I once took a four-day course in Minneapolis-St. Paul. I was fortunate on my first day there to meet a taxi driver who drove me to my course destination and agreed to pick me up in the late afternoon to return me to my hotel. We did this for all four days. He was so positive, so cheerful. At the end of the second day on our return, I asked him how he remained so patient in all that traffic gridlock and I will never forget his response, “This traffic could be a real headache for me if I let it be.” That driver knew patience is not something we either have or don’t, it’s a decision we make. In other words, we have a choice in how we respond to the situations we find ourselves in. Because we spend so much time in cars, driving or commuting is the perfect time to practice patience. When you are in stressful situations in the future, be sure to ask yourself this question: “If I allow this incident to get me upset and angry, will I make it better or worse?”
Why rush if you don’t have to? Why not enjoy the journey?
As any gardener will tell you, the cycles of nature require patience. You can’t just plant a seed and expect it to flower the next day. Hopefully, you don’t tug on the leaves to hurry-up the process.

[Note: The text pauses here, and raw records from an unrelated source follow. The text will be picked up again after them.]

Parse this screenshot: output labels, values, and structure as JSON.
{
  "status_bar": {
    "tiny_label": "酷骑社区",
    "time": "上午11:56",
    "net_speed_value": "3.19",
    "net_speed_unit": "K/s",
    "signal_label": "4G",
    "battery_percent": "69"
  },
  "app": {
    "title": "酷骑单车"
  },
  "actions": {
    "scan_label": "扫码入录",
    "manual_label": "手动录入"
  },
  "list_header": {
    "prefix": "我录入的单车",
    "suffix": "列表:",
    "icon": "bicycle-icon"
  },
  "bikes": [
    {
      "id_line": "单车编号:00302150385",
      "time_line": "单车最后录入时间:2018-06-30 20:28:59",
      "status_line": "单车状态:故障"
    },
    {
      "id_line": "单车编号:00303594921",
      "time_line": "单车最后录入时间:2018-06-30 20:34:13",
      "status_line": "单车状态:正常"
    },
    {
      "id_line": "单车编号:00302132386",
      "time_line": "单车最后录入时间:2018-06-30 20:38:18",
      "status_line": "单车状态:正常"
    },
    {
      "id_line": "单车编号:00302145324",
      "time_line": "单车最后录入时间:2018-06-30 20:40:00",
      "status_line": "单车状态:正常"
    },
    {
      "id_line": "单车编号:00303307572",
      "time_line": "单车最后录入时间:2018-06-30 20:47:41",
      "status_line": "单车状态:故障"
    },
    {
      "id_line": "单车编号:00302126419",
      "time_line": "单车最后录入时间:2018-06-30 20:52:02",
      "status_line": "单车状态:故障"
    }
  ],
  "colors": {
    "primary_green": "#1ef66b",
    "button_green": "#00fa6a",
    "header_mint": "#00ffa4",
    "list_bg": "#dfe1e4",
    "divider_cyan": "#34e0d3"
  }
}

An old man who was always in his garden was asked by his four-year-old grandson why he loved gardening so much.
“I love it,” he said, “because my garden teaches me so much about life.”
“Like what?” the grandson asked.
“Well, like that good things take time,” said the grandfather. “My garden has taught me how to have patience.”
“Wow,” said the four-year-old with excitement, “I can’t wait until I have patience.”
Gardening is an instrument of grace.
Previous month: Your Planet Time is Limited
Next month: Procrastination is the "Thief" of Time
How long can you go without being impatient?
What causes you to lose patience? What are some of your impatience triggers?
What are some of the negative costs of always being in a hurry?
Is it sometimes OK to wait a little longer for something?
Have you learned to stop rushing things that need time to grow, including yourself?